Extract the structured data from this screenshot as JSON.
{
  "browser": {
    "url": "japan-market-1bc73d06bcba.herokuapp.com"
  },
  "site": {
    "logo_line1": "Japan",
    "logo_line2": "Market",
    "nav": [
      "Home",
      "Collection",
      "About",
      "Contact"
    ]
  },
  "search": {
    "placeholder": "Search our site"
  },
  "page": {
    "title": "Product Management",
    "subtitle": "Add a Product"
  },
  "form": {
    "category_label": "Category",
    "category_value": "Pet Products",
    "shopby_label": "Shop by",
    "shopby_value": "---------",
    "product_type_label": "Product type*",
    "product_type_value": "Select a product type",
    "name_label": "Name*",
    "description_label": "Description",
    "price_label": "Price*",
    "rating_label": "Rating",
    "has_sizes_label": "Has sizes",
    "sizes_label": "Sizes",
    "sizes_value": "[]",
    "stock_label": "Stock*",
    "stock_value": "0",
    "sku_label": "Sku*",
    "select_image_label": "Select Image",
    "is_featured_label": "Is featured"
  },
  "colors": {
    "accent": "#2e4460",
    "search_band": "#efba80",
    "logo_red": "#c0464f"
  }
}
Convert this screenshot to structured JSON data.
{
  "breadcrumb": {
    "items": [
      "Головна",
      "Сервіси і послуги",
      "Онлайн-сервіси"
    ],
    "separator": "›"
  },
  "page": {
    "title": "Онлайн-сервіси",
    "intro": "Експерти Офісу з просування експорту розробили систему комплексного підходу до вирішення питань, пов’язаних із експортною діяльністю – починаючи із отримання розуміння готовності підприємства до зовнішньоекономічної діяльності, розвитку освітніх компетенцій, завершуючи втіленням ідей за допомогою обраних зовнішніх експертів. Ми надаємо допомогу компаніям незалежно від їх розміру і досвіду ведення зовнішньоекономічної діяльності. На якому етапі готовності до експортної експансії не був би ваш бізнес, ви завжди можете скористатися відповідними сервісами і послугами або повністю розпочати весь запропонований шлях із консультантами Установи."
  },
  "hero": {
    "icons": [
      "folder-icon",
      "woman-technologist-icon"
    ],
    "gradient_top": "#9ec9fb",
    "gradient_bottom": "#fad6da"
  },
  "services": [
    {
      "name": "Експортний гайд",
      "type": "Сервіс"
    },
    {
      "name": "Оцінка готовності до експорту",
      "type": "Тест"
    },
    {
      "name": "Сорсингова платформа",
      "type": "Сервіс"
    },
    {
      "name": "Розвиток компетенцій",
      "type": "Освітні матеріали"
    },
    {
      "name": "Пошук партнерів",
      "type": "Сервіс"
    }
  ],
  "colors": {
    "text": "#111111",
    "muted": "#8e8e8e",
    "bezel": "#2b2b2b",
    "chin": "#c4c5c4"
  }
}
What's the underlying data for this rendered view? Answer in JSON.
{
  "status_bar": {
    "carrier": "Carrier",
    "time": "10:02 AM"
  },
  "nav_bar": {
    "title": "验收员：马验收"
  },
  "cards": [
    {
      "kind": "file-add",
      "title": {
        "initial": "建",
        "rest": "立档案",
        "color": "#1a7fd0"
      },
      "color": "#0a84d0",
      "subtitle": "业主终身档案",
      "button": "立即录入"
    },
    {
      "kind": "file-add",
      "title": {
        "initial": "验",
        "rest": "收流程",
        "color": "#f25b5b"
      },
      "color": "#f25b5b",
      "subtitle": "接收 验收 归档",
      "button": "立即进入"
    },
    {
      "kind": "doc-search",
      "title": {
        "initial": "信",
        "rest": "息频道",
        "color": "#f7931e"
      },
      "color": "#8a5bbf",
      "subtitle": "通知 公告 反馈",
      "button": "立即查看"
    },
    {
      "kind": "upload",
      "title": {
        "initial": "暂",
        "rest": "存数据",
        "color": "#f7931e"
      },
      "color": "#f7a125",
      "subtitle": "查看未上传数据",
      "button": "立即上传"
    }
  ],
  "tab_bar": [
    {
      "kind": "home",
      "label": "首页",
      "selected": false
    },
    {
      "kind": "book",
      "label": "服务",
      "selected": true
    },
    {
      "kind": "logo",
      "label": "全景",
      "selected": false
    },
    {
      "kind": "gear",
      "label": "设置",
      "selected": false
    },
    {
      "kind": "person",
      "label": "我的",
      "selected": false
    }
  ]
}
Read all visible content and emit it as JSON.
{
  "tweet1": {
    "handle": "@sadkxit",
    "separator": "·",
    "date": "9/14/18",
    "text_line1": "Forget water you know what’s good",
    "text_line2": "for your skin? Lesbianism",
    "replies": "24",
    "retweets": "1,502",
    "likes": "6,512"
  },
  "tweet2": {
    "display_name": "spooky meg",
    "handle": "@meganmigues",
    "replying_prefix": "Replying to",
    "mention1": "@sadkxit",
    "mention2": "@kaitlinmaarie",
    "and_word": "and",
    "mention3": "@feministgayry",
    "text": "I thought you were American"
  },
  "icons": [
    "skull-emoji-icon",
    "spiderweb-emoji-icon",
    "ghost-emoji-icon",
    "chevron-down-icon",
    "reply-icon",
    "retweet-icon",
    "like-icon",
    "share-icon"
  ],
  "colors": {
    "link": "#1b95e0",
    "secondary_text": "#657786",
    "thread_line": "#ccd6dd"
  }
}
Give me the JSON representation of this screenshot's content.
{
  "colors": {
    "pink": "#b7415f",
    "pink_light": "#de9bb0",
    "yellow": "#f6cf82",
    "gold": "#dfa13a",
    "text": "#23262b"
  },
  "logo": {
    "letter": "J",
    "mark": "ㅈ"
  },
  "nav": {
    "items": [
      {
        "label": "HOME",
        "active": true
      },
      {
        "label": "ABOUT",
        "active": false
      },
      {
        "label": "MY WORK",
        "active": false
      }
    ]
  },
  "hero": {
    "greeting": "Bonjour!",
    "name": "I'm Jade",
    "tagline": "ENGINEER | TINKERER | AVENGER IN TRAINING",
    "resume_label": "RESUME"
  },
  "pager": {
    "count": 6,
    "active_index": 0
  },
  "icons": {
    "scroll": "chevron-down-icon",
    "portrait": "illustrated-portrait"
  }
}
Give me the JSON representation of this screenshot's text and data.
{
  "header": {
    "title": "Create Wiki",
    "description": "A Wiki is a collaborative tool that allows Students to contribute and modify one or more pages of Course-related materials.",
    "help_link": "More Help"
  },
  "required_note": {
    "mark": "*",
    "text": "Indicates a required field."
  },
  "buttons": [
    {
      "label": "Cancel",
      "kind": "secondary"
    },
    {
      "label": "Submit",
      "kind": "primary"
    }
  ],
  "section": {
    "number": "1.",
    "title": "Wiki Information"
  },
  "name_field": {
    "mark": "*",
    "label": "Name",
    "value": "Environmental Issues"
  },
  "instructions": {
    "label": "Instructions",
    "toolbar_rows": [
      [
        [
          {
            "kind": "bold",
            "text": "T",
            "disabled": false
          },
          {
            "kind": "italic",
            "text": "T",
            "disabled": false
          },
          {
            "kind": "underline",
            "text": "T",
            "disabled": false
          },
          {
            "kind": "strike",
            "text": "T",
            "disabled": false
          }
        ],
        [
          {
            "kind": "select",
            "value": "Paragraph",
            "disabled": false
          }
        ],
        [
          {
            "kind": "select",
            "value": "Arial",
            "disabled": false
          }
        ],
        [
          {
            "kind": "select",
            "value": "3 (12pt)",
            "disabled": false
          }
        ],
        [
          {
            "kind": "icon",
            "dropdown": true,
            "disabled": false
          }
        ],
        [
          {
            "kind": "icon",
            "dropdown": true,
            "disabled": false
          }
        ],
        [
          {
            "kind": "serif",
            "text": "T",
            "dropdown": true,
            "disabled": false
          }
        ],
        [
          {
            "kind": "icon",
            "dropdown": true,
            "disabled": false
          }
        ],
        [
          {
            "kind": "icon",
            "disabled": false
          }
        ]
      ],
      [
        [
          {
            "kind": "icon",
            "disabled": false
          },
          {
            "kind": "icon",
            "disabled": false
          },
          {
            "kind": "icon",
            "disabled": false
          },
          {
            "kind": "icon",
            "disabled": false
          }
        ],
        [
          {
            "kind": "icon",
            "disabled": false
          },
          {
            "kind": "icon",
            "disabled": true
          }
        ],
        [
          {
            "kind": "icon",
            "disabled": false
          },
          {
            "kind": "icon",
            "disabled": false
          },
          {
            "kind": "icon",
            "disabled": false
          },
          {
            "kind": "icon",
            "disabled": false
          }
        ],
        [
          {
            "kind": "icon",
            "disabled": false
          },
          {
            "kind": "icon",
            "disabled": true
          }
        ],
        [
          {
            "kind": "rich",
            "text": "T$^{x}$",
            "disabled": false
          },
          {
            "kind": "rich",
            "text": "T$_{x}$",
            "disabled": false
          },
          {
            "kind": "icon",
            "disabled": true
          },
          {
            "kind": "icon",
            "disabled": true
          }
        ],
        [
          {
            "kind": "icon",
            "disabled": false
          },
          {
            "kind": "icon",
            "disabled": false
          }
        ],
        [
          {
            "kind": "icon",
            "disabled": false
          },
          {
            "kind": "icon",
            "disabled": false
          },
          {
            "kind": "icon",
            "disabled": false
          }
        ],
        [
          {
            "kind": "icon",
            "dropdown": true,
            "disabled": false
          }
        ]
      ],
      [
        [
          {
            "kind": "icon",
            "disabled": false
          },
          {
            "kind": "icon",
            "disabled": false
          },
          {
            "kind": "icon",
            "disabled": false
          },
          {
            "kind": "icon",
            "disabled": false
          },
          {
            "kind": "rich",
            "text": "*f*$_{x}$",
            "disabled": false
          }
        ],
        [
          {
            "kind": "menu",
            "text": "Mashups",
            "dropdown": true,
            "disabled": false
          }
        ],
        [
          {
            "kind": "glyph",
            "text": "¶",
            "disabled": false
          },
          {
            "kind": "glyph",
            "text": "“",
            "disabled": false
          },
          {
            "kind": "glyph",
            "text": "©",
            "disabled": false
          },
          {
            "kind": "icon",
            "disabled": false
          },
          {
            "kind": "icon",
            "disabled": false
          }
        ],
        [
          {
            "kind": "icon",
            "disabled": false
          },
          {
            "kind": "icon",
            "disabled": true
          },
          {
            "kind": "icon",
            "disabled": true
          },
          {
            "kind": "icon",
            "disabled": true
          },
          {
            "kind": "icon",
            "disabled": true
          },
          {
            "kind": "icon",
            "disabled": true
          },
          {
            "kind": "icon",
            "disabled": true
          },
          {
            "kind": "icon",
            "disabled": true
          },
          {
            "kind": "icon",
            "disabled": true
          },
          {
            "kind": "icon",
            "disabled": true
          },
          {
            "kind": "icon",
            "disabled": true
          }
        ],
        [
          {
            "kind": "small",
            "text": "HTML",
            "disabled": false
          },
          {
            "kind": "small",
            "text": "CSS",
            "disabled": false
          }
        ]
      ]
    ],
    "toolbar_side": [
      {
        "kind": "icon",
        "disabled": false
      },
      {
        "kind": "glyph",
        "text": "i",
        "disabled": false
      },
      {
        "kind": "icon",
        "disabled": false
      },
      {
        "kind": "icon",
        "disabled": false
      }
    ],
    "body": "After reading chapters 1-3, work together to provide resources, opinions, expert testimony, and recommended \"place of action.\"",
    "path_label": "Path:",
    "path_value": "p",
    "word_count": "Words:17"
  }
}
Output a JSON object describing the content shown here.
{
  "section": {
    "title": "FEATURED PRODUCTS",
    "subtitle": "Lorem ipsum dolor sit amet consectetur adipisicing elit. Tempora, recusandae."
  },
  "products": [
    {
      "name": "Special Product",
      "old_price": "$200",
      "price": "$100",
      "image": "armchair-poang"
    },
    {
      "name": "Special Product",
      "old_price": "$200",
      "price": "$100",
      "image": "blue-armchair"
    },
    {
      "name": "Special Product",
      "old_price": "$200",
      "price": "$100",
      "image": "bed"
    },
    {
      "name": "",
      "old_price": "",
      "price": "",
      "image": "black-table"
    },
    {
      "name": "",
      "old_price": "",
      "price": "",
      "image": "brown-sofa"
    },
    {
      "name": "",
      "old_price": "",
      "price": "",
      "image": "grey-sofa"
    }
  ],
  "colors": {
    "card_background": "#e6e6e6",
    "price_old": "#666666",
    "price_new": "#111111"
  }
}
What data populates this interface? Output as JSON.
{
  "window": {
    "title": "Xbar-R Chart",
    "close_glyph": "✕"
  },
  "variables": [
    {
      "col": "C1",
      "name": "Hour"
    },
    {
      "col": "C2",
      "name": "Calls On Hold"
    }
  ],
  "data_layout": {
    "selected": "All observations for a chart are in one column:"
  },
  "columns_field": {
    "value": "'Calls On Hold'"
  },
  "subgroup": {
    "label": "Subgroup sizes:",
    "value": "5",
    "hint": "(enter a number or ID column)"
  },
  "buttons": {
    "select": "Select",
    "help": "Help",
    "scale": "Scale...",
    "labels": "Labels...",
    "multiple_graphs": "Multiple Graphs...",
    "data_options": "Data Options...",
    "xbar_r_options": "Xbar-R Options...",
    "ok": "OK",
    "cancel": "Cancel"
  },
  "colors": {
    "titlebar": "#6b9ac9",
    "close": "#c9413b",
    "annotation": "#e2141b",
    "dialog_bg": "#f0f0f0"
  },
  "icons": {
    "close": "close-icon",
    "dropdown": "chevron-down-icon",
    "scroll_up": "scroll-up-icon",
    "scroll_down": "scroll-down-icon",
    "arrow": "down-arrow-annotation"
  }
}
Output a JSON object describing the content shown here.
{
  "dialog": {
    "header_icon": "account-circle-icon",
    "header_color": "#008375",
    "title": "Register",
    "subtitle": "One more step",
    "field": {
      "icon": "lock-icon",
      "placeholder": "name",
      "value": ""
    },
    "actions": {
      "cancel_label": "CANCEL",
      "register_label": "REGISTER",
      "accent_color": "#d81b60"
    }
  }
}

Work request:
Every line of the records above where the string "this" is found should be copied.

Problem solution:
Extract the structured data from this screenshot as JSON.
Convert this screenshot to structured JSON data.
What's the underlying data for this rendered view? Answer in JSON.
Give me the JSON representation of this screenshot's content.
Give me the JSON representation of this screenshot's text and data.
What data populates this interface? Output as JSON.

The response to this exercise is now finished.